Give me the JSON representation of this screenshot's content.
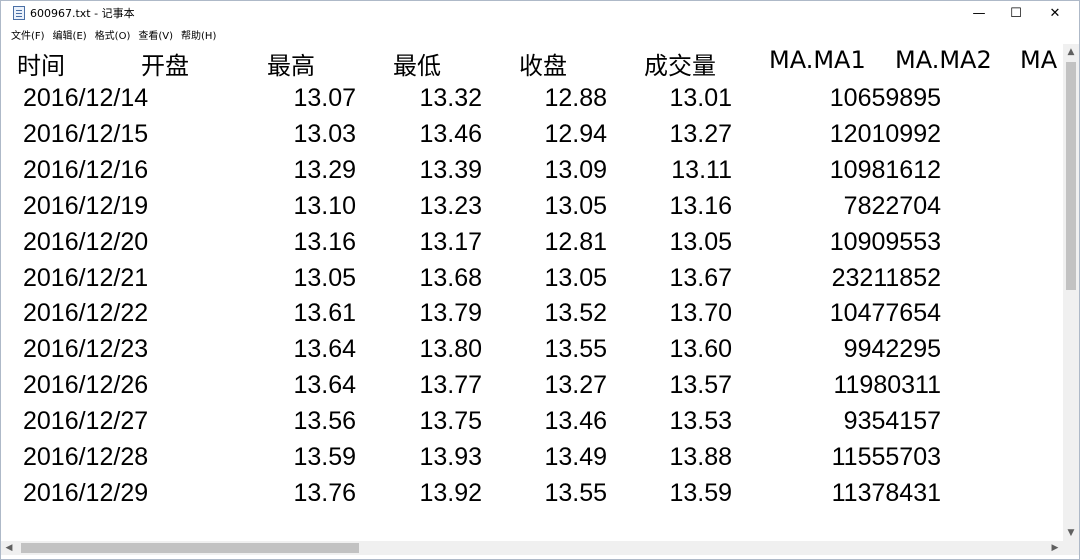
{
  "window": {
    "title": "600967.txt - 记事本",
    "minimize_glyph": "—",
    "maximize_glyph": "☐",
    "close_glyph": "✕"
  },
  "menu": [
    {
      "label": "文件(F)"
    },
    {
      "label": "编辑(E)"
    },
    {
      "label": "格式(O)"
    },
    {
      "label": "查看(V)"
    },
    {
      "label": "帮助(H)"
    }
  ],
  "table": {
    "headers": [
      "时间",
      "开盘",
      "最高",
      "最低",
      "收盘",
      "成交量",
      "MA.MA1",
      "MA.MA2",
      "MA"
    ],
    "rows": [
      {
        "date": "2016/12/14",
        "open": "13.07",
        "high": "13.32",
        "low": "12.88",
        "close": "13.01",
        "volume": "10659895"
      },
      {
        "date": "2016/12/15",
        "open": "13.03",
        "high": "13.46",
        "low": "12.94",
        "close": "13.27",
        "volume": "12010992"
      },
      {
        "date": "2016/12/16",
        "open": "13.29",
        "high": "13.39",
        "low": "13.09",
        "close": "13.11",
        "volume": "10981612"
      },
      {
        "date": "2016/12/19",
        "open": "13.10",
        "high": "13.23",
        "low": "13.05",
        "close": "13.16",
        "volume": "7822704"
      },
      {
        "date": "2016/12/20",
        "open": "13.16",
        "high": "13.17",
        "low": "12.81",
        "close": "13.05",
        "volume": "10909553"
      },
      {
        "date": "2016/12/21",
        "open": "13.05",
        "high": "13.68",
        "low": "13.05",
        "close": "13.67",
        "volume": "23211852"
      },
      {
        "date": "2016/12/22",
        "open": "13.61",
        "high": "13.79",
        "low": "13.52",
        "close": "13.70",
        "volume": "10477654"
      },
      {
        "date": "2016/12/23",
        "open": "13.64",
        "high": "13.80",
        "low": "13.55",
        "close": "13.60",
        "volume": "9942295"
      },
      {
        "date": "2016/12/26",
        "open": "13.64",
        "high": "13.77",
        "low": "13.27",
        "close": "13.57",
        "volume": "11980311"
      },
      {
        "date": "2016/12/27",
        "open": "13.56",
        "high": "13.75",
        "low": "13.46",
        "close": "13.53",
        "volume": "9354157"
      },
      {
        "date": "2016/12/28",
        "open": "13.59",
        "high": "13.93",
        "low": "13.49",
        "close": "13.88",
        "volume": "11555703"
      },
      {
        "date": "2016/12/29",
        "open": "13.76",
        "high": "13.92",
        "low": "13.55",
        "close": "13.59",
        "volume": "11378431"
      }
    ]
  },
  "scrollbars": {
    "up_glyph": "▲",
    "down_glyph": "▼",
    "left_glyph": "◀",
    "right_glyph": "▶"
  }
}
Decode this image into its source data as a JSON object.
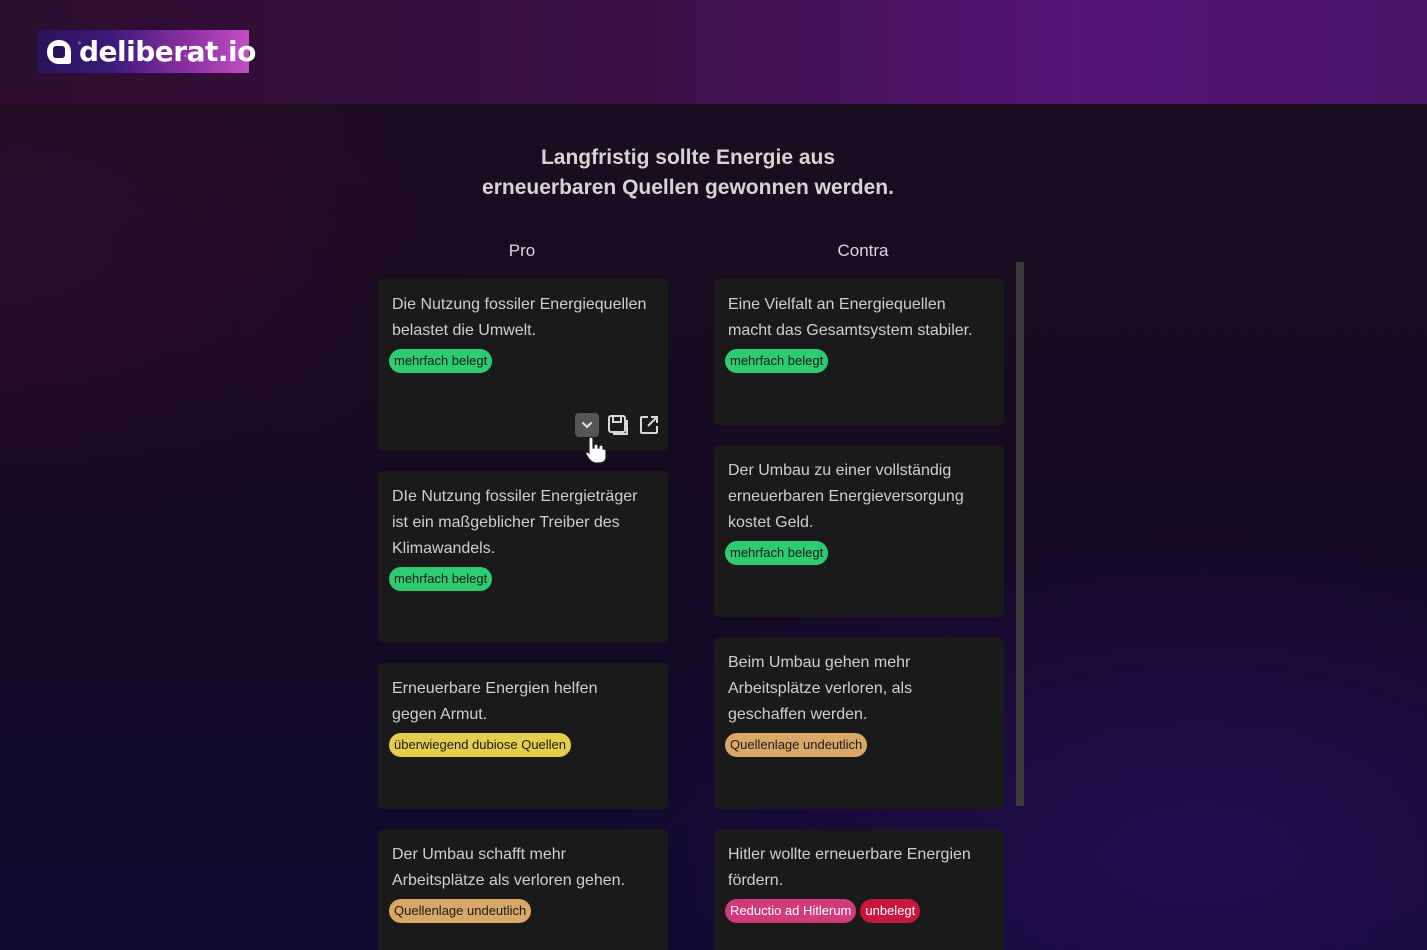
{
  "header": {
    "logo_text": "deliberat.io"
  },
  "topic": {
    "line1": "Langfristig sollte Energie aus",
    "line2": "erneuerbaren Quellen gewonnen werden."
  },
  "columns": {
    "pro_label": "Pro",
    "contra_label": "Contra"
  },
  "pro": [
    {
      "text": "Die Nutzung fossiler Energiequellen belastet die Umwelt.",
      "badges": [
        {
          "label": "mehrfach belegt",
          "color": "#2ecc71"
        }
      ]
    },
    {
      "text": "DIe Nutzung fossiler Energieträger ist ein maßgeblicher Treiber des Klimawandels.",
      "badges": [
        {
          "label": "mehrfach belegt",
          "color": "#2ecc71"
        }
      ]
    },
    {
      "text": "Erneuerbare Energien helfen gegen Armut.",
      "badges": [
        {
          "label": "überwiegend dubiose Quellen",
          "color": "#e3cf4c"
        }
      ]
    },
    {
      "text": "Der Umbau schafft mehr Arbeitsplätze als verloren gehen.",
      "badges": [
        {
          "label": "Quellenlage undeutlich",
          "color": "#d9a866"
        }
      ]
    }
  ],
  "contra": [
    {
      "text": "Eine Vielfalt an Energiequellen macht das Gesamtsystem stabiler.",
      "badges": [
        {
          "label": "mehrfach belegt",
          "color": "#2ecc71"
        }
      ]
    },
    {
      "text": "Der Umbau zu einer vollständig erneuerbaren Energieversorgung kostet Geld.",
      "badges": [
        {
          "label": "mehrfach belegt",
          "color": "#2ecc71"
        }
      ]
    },
    {
      "text": "Beim Umbau gehen mehr Arbeitsplätze verloren, als geschaffen werden.",
      "badges": [
        {
          "label": "Quellenlage undeutlich",
          "color": "#d9a866"
        }
      ]
    },
    {
      "text": "Hitler wollte erneuerbare Energien fördern.",
      "badges": [
        {
          "label": "Reductio ad Hitlerum",
          "color": "#d23a7a"
        },
        {
          "label": "unbelegt",
          "color": "#c8163e"
        }
      ]
    }
  ],
  "card_actions": {
    "icons": [
      "chevron-down-icon",
      "save-icon",
      "external-link-icon"
    ]
  }
}
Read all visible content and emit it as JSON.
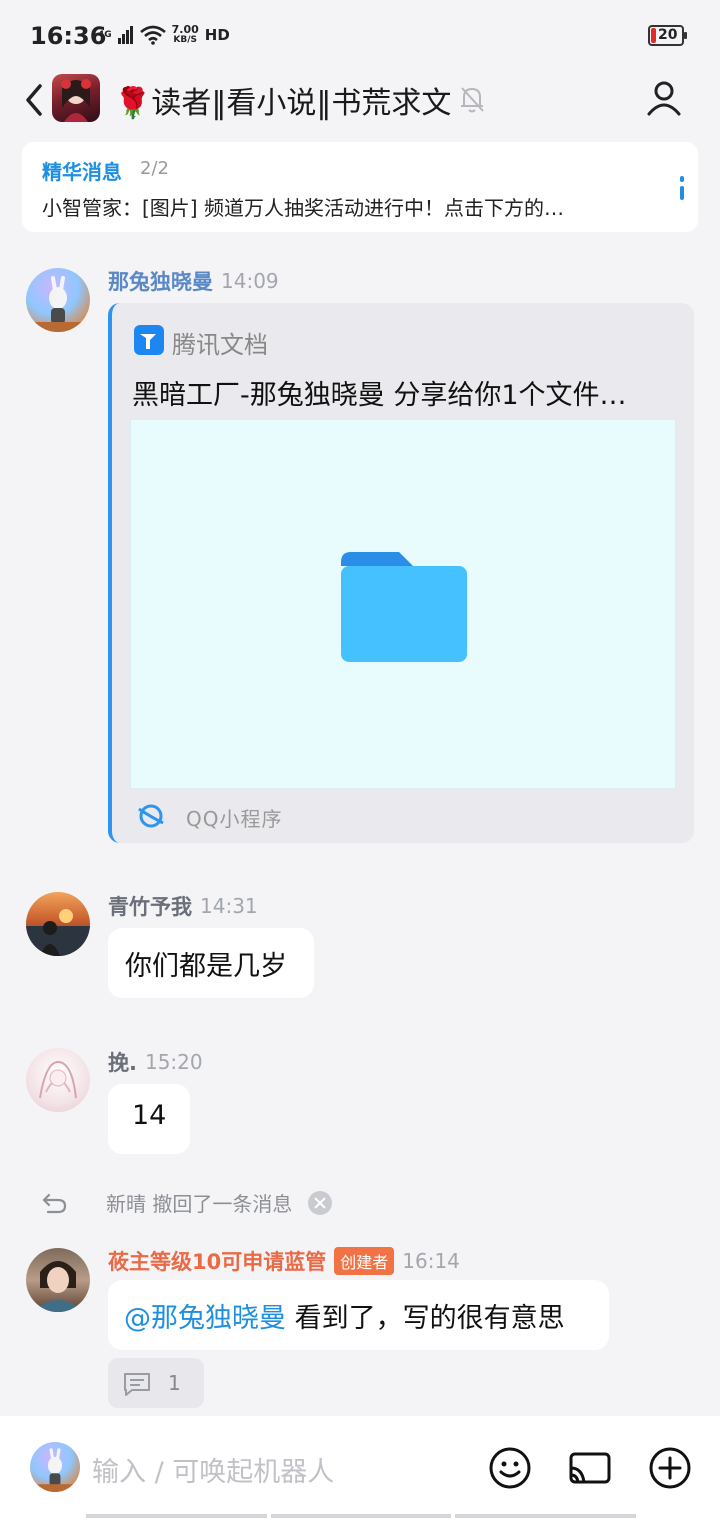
{
  "status_bar": {
    "time": "16:36",
    "network": "4G",
    "speed_top": "7.00",
    "speed_bottom": "KB/S",
    "hd": "HD",
    "battery": "20"
  },
  "header": {
    "title": "🌹读者‖看小说‖书荒求文"
  },
  "pinned": {
    "label": "精华消息",
    "count": "2/2",
    "text": "小智管家：[图片] 频道万人抽奖活动进行中！点击下方的…"
  },
  "messages": [
    {
      "sender": "那兔独晓曼",
      "time": "14:09",
      "card": {
        "app_name": "腾讯文档",
        "title": "黑暗工厂-那兔独晓曼 分享给你1个文件…",
        "footer": "QQ小程序"
      }
    },
    {
      "sender": "青竹予我",
      "time": "14:31",
      "text": "你们都是几岁"
    },
    {
      "sender": "挽.",
      "time": "15:20",
      "text": "14"
    },
    {
      "sender": "莜主等级10可申请蓝管",
      "badge": "创建者",
      "time": "16:14",
      "mention": "@那兔独晓曼",
      "text": " 看到了，写的很有意思",
      "reply_count": "1"
    }
  ],
  "recall_notice": "新晴 撤回了一条消息",
  "input": {
    "placeholder": "输入 / 可唤起机器人"
  },
  "colors": {
    "accent": "#1e8fe1",
    "creator_badge": "#f07245",
    "background": "#f4f4f6"
  }
}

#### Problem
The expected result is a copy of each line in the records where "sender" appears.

#### Finished task
      "sender": "那兔独晓曼",
      "sender": "青竹予我",
      "sender": "挽.",
      "sender": "莜主等级10可申请蓝管",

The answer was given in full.